The Goalkeeper of the Republic: Platonov and the Utopia of the Stadium

Keith A. Livers, University of Texas, Austin

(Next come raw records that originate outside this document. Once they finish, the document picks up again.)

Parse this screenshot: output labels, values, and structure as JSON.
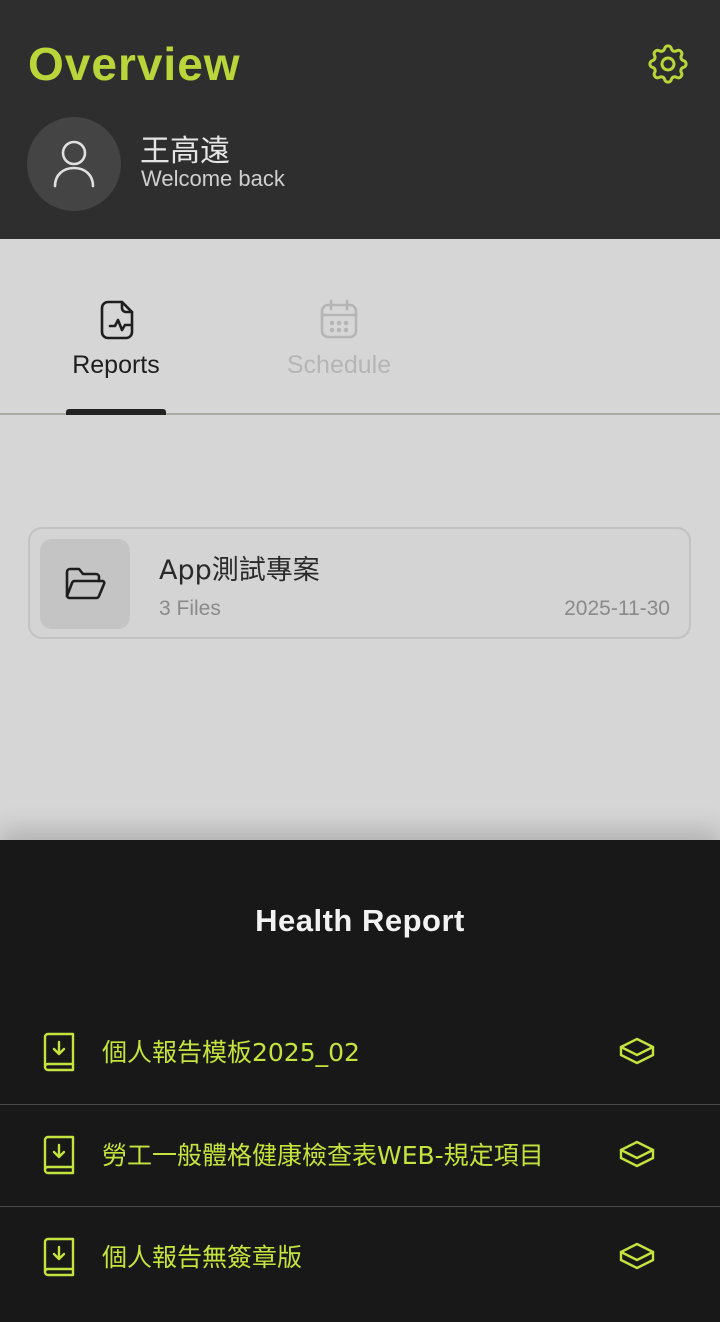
{
  "header": {
    "title": "Overview",
    "user_name": "王高遠",
    "welcome_text": "Welcome back",
    "settings_icon": "gear-icon",
    "avatar_icon": "person-icon"
  },
  "tabs": [
    {
      "label": "Reports",
      "icon": "document-pulse-icon",
      "active": true
    },
    {
      "label": "Schedule",
      "icon": "calendar-icon",
      "active": false
    }
  ],
  "project": {
    "name": "App測試專案",
    "files": "3 Files",
    "date": "2025-11-30",
    "icon": "folder-icon"
  },
  "sheet": {
    "title": "Health Report",
    "items": [
      {
        "label": "個人報告模板2025_02",
        "icon": "download-document-icon",
        "action_icon": "layers-icon"
      },
      {
        "label": "勞工一般體格健康檢查表WEB-規定項目",
        "icon": "download-document-icon",
        "action_icon": "layers-icon"
      },
      {
        "label": "個人報告無簽章版",
        "icon": "download-document-icon",
        "action_icon": "layers-icon"
      }
    ]
  },
  "colors": {
    "accent": "#b8d63a",
    "header_bg": "#2e2e2e",
    "content_bg": "#d6d6d6",
    "sheet_bg": "#181818",
    "sheet_item": "#c3e33e"
  }
}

From Boris Groys's exploration of the Russian avant-garde's role in bringing about the advent of Socialist Realism (and, hence, its own demise) to Alexander Zholkovsky's recent articles on Axmatova, Zoshchenko, Pasternak and others, current scholarship has consistently sought to foreground the continuity between late nineteenth-century/early twentieth-century cultural mythologies and the artistic and ideological products of the Stalinist era. Works which had previously seemed opaque and devoid of scholarly interest are now being reread in the light of what has emerged as a fundamental connection between the life-transforming, utopian mythologies of the turn of the Silver Age and the attempt at creating a realized utopia during the Stalinist thirties. Thus, in his recent book Rasstavanie s narcissom (1997), Aleksandr Gol'dshtein discusses, among other things, Lev Kassil''s attempt (in his novel Vratar' Respubliki) to realize the Symbolist dream of a universal, "synthetic" art form (Blok, Ivanov) by presenting the Stalinist soccer stadium as a locus of sanitized Dionysian orgy, as the primary means of creating a clean and lucid (as opposed to dark and grotesque) collective body. The critic takes his search for ideological precursors a step further, however, seeing the novel as an ironic realization of Plato's Republic, with the soccer-playing Kandidov as a manque representative of the Guardian class and his journalist mentor Evgenij Karasik as a questionable reincarnation of the philosopher-king. Although the degree of the novel's irony remains a subject for debate, as far back as the 1930s Andrej Platonov seems to have realized precisely the un-ironic utopian/Platonic intentions of Kassil''s Vratar' Respubliki and subjected them to scathing criticism. Himself a less than fully reconstructed utopianist even in an era which frowned on utopianism, Platonov criticizes those aspects of Kassil''s work which seem to banalize or "miniaturize" the idealistic animus of his own work. Using Plato's allegory of the cave as a metaphor for Kassil''s project and the state of contemporary art in general, the author writes that "almost all of the images of the novel relate to reality just as a shadow relates to the object that casts it. And while it [the shadow] is begotten by the world of reality and although it is an unfailing indicator of the sun shining somewhere, still in and of itself the kingdom of blessed shades is not the best place for art." Alongside such prominent contemporary critics as A. Lezhnev who attempted in vain to inspire contemporary Soviet literature with the example of great art "based on synthesis, dynamism and enthusiasm, aimed not at the passively perceiving spectator but at an actively intervening participant," Platonov endeavors in his essays on Kassil''s Vratar' Respubliki and others to carve out a place for genuine art linked to utopian striving, while simultaneously challenging the Stalinist dream of creating a miniature, realized utopia such as the one represented by the Gidraer commune in Vratar' Respubliki. This project is considerably complicated by the fact that Platonov's own writing of the period (e.g. "Fro," Schastlivaja Moskva) consciously distances itself from the full-blown utopianism characteristic of the 1920s. In this paper I will discuss Platonov's literary-critical essays dealing with such contemporaries as Kassil', Prishvin and Paustovskij as part of the author's attempt to negotiate a place not only for himself but for the great art of utopian striving amid the general miniaturization of artistic discourse under Stalin, as well as in the context of his own troubled reflections on the nature and significance of utopia in such later works as "Fro" and Schastlivaja Moskva.